At 2-1 down in Border-Gavaskar Series, it seems Australia are destined to lose yet another series on Indian soil. Despite Australia’s recent success over the summer, defeating the West Indies and South Africa, it feels a pessimistic lull has passed over Australian cricket.
In the first two tests against India, Australia got embarrassed. It was not until the third test an aberration occurred, where the Australian’s beat India by nine wickets.
As such, while the Australian’s have been convincingly beaten in two of the three tests, I feel Australia have never been in a more advantageous position, to not only level the series but also win the test championship.
What is it about a team which transcends them from being good to great? Is it the coach? The Calibre of player? Their history? For me it is all these things. However, one is missing… maturity. In a sport like cricket, which requires incredible concentration and self-belief, being mature is at the forefront of being successful.
This is what the Australian team has. Their secret weapon if you will.

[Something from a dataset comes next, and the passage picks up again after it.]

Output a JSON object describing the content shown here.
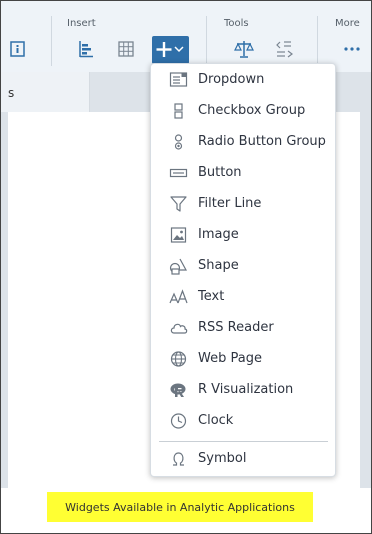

In the Australian test team in that of Starc, Hazelwood, Lyon, Cummins, Carey, Green, Head, Labuschagne, Smith, Khawaja and Warner, all but Green are married. Moreover, six of these eleven players have children.
The dad army!
In the past year, Marnus Labuschagne, Travis Head and Usman Khawaja have become fathers. This has complemented the respective weddings of Nathan Lyon and Pat Cummins, who both tied the knot with their partners in 2022.
The Australian side has never had a greater opportunity to elicit the success out of its players as well as what they do now.
According to stalwarts of the game, a balanced life outside of the professional sporting arena, is a massive contributing factor to being successful.
This is particularly apparent in test cricket where players must travel internationally regularly, which means being with family helps players keep their sanity and focus on life outside of cricket.
Consider Travis Head. Since Head has had his first child in September, he has had scores of 99, 175, 38*, 92, 0, 51, 70, 12, 43, 9, 49*.
When batting, Head has become a prolific run-scorer and done so in a way where he has relished his natural, aggressive gameplay.
Coincidence? I think not.
Compare Travis Head’s stellar batting to that of Usman Khawaja, who since the birth of his child in April 2022, has scored five half centuries and an unbeaten 195 against South Africa, in his last 10 test matches.
Even Marnus Labuschagne joined the trend, who since his first child has had scores of: 204, 104*, 31, 163, 11, 5, 14, 79, 49, 17, 18, 35, 31, 28*, at an average of 66.
While I am speculating, I wonder if these players would have had the same success had they been at different stages in their life?
In fact, I wonder whether these players would have had the same success had they not become fathers?
The only exception to this father to success relationship is David Warner, who despite scoring a Boxing Day double century, has only managed 36-runs in his last four test matches.
Interestingly, when Warner had his first child in 2014, he averaged 94 in his next 12 test innings, including six centuries and three half centuries.
Regardless of whether or not Warner deserves Test selection, his maturity and experience is what makes him valuable in the side.
Resent the Aussie team or not, they have become increasingly mature. Therefore, I feel this maturity will elicit subsequent success.
However, while the composition of the Australian side is strong and mature, they must capitalise on their opportunities to achieve success, as eight of the eleven players who played in the last test are over the age of thirty.
With an upcoming Ashes, Test World Championship and series defining match against India, the dad army AKA the Australian men’s test team must establish their own legacy or else they risk being left in mediocrity.